McMaster declined to name those to whom he was referring.

He added that a third group of advisers to Trump “cast themselves in the role of saving the country, even the world, from the president.” “I think those latter two categories of people are actually a danger to the Constitution of the United States,” McMaster said.

McMaster exited the White House in April 2018 after serving for a little more than a year in the role John BoltonJohn BoltonHillicon Valley: Zuckerberg to meet with lawmakers | Big tech defends efforts against online extremism | Trump attends secretive Silicon Valley fundraiser | Omar urges Twitter to take action against Trump tweet Overnight Defense: Trump says he has 'many options' on Iran | Hostage negotiator chosen for national security adviser | Senate Dems block funding bill | Documents show Pentagon spent at least 4K at Trump's Scotland resort Bolton blasts Trump's foreign policy in closed-door meeting: report MORE now occupies. McMaster did not mention Bolton in his remarks.

The retired three-star Army lieutenant general appeared to exit Trump's administration on good terms, though Trump had reportedly voiced displeasure with McMaster’s lengthy foreign policy briefings.

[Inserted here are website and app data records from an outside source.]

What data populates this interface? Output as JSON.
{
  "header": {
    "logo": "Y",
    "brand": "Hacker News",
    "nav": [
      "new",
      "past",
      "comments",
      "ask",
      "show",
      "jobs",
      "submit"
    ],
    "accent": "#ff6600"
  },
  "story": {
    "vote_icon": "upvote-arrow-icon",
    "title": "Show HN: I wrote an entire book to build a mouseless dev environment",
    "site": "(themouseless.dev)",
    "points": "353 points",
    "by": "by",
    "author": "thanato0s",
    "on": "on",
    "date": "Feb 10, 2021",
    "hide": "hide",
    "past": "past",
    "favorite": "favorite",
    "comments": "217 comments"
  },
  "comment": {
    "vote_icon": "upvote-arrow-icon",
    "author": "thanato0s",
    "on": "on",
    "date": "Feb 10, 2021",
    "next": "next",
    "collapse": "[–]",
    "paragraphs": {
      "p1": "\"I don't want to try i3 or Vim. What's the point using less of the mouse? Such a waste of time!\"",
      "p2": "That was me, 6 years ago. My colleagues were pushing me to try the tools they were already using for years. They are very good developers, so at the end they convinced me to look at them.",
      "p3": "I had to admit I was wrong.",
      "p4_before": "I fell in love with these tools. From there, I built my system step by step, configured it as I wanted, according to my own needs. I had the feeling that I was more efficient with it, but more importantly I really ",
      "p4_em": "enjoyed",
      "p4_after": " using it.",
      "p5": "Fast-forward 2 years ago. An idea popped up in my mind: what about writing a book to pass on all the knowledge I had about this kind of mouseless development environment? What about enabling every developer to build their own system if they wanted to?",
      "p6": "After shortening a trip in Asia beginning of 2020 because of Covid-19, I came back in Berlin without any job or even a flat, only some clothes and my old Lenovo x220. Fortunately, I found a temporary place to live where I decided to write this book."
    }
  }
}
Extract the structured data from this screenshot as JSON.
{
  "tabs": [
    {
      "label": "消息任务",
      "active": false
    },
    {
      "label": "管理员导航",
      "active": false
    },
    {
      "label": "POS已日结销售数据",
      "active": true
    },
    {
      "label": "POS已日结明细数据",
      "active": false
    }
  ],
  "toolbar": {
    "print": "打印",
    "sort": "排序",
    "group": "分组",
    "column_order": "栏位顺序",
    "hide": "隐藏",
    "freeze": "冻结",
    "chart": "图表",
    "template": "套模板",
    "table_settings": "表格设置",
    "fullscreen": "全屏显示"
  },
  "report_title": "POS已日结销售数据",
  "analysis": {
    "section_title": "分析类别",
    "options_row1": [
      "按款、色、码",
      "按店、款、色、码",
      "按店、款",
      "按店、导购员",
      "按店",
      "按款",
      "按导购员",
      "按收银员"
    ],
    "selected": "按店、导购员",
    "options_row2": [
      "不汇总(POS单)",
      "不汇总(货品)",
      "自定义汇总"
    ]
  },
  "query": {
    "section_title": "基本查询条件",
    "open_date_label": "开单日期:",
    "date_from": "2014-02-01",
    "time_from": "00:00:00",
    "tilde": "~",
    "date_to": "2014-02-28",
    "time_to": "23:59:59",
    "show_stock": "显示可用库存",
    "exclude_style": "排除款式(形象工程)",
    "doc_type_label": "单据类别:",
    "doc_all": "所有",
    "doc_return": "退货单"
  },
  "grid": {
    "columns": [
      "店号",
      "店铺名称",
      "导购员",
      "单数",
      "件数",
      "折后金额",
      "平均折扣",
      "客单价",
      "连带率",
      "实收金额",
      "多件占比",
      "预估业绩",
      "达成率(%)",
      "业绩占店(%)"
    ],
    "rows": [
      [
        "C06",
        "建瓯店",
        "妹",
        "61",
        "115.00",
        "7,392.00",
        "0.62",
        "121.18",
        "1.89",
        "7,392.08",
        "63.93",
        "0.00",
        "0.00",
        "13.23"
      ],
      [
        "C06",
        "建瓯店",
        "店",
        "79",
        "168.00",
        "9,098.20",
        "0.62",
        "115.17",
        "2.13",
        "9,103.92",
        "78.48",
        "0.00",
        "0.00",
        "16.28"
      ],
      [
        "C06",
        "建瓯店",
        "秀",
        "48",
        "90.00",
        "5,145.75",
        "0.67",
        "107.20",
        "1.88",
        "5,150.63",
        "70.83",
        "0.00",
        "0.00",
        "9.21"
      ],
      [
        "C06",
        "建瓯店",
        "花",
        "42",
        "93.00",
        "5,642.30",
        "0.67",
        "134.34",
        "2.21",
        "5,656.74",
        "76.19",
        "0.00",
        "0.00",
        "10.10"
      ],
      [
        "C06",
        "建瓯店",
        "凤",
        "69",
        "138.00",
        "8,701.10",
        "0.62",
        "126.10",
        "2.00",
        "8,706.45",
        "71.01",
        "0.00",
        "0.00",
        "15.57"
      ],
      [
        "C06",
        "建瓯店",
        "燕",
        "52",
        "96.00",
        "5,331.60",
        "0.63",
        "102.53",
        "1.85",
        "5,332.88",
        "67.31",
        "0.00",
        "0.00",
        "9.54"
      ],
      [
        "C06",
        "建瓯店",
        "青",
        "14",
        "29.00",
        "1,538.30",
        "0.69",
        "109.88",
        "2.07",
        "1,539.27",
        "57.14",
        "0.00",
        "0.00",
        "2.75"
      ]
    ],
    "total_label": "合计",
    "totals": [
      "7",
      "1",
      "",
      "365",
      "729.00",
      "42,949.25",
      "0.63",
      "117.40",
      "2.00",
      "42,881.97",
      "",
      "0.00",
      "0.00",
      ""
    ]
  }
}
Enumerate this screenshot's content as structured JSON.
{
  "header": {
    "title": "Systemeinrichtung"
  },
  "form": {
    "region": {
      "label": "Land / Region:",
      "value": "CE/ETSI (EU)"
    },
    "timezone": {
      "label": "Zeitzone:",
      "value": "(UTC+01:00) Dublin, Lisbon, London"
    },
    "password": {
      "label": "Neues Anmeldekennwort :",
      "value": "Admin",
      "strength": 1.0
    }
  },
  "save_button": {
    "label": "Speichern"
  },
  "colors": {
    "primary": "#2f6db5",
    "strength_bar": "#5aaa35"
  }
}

Politico noted that McMaster's comments Wednesday marked a rare public disclosure of his struggles working in the Trump administration.

McMaster took over the position as top national security adviser to Trump after his predecessor, Michael Flynn, was fired for lying to Vice President Pence and other senior officials about his conversations with Russia's ambassador to the U.S.